WASHINGTON, April 21, 2014 /PRNewswire-USNewswire/ -- When the SpaceX-3 cargo resupply mission launched to the International Space Station April 18, an experiment designed by David A. Weitz, Mallinckrodt Professor of Physics and Applied Physics at Harvard University in Cambridge, Mass., was among the cargo headed to space.
The experiment, located inside the SpaceX Dragon spacecraft, arrived at the orbiting outpost yesterday morning at 10:06 a.m. EDT.
The experiment, Advanced Colloids Experiment-Microscopy-2 (ACE-M-2), investigates the behavior of liquids and gases near the critical point, or the point at which there is no distinct boundary between the two phases. It uses a new microscope to record micro-scale events on short time scales, while previous experiments observed large-scale behavior over many weeks.
SpaceX-3 is NASA's third contracted resupply mission to the space station by U.S. company SpaceX of Hawthorne, Calif. SpaceX's Dragon spacecraft launched atop the company's Falcon rocket from the Cape Canaveral Air Force Station in Florida at 4:58 p.m. EDT.
SpaceX developed its Dragon capsule, the only cargo spacecraft currently servicing the space station with the capability to return cargo back to Earth, with NASA and now successfully has completed three missions to the orbiting outpost. Expedition 39 crew members captured the SpaceX-3 Dragon using the station's robotic arm at 7 a.m. Wednesday, April 16. The capsule is scheduled to remain attached to the station unit May 18. It then will return to Earth and splash down in the Pacific Ocean, off the coast California. It will return samples from scientific investigations currently underway aboard the space station.
The International Space Station is a convergence of science, technology and human innovation that demonstrates new technologies and makes research breakthroughs not possible on Earth.
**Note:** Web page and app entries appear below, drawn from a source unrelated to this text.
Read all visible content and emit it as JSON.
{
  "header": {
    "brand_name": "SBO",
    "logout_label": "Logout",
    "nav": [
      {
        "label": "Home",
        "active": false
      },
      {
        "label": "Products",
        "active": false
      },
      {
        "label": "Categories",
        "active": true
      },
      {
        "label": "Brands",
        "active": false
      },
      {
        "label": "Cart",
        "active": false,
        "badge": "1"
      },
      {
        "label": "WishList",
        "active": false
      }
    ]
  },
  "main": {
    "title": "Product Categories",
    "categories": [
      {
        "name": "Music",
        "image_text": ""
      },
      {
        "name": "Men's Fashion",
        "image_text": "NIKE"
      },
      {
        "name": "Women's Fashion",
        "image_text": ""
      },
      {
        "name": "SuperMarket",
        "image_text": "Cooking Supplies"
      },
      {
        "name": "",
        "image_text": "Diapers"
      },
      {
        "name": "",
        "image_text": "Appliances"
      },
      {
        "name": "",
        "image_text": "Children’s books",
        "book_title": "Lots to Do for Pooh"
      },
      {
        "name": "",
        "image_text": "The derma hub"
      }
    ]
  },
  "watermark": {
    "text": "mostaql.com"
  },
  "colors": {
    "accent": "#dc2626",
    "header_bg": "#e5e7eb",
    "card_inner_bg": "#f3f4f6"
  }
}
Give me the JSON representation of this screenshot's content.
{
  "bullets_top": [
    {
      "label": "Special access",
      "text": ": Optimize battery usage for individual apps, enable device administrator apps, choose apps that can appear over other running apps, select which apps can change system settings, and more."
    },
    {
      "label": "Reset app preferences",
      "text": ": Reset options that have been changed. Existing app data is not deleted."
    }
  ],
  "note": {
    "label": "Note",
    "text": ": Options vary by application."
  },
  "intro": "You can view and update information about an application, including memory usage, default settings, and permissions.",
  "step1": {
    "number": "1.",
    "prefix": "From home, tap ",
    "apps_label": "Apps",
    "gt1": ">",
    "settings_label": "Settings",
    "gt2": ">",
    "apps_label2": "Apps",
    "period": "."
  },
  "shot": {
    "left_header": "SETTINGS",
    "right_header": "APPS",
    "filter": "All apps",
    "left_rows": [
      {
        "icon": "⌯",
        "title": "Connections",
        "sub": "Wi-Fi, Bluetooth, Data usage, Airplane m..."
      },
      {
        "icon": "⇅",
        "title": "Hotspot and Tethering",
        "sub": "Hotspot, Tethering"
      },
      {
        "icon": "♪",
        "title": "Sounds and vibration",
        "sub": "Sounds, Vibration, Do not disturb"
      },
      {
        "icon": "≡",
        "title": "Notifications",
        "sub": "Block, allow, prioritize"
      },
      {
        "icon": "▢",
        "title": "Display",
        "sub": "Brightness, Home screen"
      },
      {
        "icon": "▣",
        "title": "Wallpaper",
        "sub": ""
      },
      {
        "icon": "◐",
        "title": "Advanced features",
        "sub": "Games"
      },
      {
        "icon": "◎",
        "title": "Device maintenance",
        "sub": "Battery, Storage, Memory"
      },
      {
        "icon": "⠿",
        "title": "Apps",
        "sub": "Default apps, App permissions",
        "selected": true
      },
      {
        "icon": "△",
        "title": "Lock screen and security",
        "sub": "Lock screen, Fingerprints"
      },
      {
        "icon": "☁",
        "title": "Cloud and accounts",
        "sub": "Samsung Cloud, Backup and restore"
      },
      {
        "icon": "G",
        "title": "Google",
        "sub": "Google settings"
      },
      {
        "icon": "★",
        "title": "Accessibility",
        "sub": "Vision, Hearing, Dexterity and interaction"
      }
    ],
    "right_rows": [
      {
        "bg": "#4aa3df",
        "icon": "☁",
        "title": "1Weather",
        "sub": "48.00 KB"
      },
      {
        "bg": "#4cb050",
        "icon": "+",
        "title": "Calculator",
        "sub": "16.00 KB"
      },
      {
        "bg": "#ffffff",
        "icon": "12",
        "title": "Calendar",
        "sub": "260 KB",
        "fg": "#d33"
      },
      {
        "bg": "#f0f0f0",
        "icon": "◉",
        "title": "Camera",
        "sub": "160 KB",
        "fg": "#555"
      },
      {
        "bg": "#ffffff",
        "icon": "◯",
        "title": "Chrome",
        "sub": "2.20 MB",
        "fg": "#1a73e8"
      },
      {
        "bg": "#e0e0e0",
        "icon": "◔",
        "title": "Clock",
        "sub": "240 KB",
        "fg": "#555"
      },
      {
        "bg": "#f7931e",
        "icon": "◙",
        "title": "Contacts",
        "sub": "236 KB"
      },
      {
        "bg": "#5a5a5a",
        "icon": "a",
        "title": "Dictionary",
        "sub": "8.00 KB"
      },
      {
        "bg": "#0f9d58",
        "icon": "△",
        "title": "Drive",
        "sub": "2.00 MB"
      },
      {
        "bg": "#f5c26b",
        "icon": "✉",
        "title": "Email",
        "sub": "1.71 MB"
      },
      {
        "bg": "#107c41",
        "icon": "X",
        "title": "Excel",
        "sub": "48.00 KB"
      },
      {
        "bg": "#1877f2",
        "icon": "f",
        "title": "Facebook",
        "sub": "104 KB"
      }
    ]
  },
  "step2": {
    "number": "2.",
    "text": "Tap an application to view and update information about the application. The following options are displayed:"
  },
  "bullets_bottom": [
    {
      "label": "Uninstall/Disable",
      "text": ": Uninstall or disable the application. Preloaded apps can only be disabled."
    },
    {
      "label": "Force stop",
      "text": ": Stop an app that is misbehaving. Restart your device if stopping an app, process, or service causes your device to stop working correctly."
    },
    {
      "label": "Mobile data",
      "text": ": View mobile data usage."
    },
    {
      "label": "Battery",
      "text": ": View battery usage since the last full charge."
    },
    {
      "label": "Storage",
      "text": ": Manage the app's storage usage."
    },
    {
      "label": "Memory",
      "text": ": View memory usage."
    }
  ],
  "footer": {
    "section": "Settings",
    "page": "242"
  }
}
The space station has had continuous human occupation since November 2000. In that time it has been visited by more than 200 people and a variety of international and commercial spacecraft. The space station remains the springboard to NASA's next great leap in exploration, including future missions to an asteroid and Mars.
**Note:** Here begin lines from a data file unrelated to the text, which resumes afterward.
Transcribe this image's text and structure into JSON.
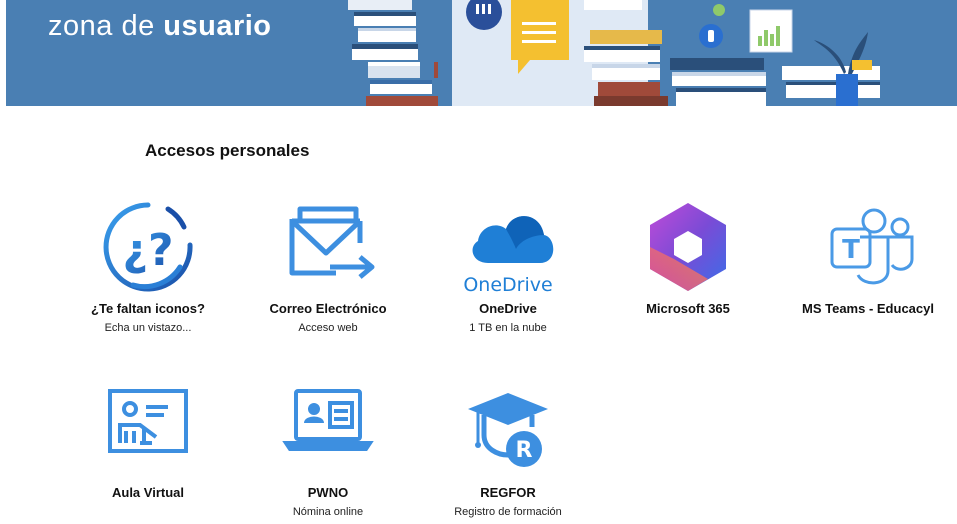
{
  "banner": {
    "title_regular": "zona de",
    "title_bold": "usuario"
  },
  "section": {
    "title": "Accesos personales"
  },
  "tiles": [
    {
      "name": "¿Te faltan iconos?",
      "sub": "Echa un vistazo...",
      "icon": "question-marks-icon"
    },
    {
      "name": "Correo Electrónico",
      "sub": "Acceso web",
      "icon": "mail-forward-icon"
    },
    {
      "name": "OneDrive",
      "sub": "1 TB en la nube",
      "icon": "onedrive-cloud-icon",
      "logo_text": "OneDrive"
    },
    {
      "name": "Microsoft 365",
      "sub": "",
      "icon": "microsoft-365-icon"
    },
    {
      "name": "MS Teams - Educacyl",
      "sub": "",
      "icon": "teams-icon"
    },
    {
      "name": "Aula Virtual",
      "sub": "",
      "icon": "virtual-classroom-icon"
    },
    {
      "name": "PWNO",
      "sub": "Nómina online",
      "icon": "payroll-id-card-icon"
    },
    {
      "name": "REGFOR",
      "sub": "Registro de formación",
      "icon": "graduation-registry-icon"
    }
  ],
  "colors": {
    "banner": "#4a7fb3",
    "icon_blue": "#3d8fe0",
    "onedrive_blue": "#1f7fd6"
  }
}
For more information about the SpaceX-3 mission and the International Space Station, visit: